━━ Records provided ━━
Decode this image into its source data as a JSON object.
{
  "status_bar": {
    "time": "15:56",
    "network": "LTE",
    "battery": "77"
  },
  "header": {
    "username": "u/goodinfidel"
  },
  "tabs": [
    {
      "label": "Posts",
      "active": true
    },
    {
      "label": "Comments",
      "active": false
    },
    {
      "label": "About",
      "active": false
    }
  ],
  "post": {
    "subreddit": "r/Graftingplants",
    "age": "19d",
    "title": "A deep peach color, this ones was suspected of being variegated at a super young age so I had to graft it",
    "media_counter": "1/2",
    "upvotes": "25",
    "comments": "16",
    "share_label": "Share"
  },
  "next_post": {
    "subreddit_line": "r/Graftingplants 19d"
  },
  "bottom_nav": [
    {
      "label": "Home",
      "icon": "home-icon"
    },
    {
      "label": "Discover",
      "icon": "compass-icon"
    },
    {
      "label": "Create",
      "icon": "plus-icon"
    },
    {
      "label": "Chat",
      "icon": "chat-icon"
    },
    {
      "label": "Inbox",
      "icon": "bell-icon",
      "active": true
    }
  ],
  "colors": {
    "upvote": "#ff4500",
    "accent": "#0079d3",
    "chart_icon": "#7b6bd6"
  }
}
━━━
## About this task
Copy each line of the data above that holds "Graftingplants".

## Task response
    "subreddit": "r/Graftingplants",
    "subreddit_line": "r/Graftingplants 19d"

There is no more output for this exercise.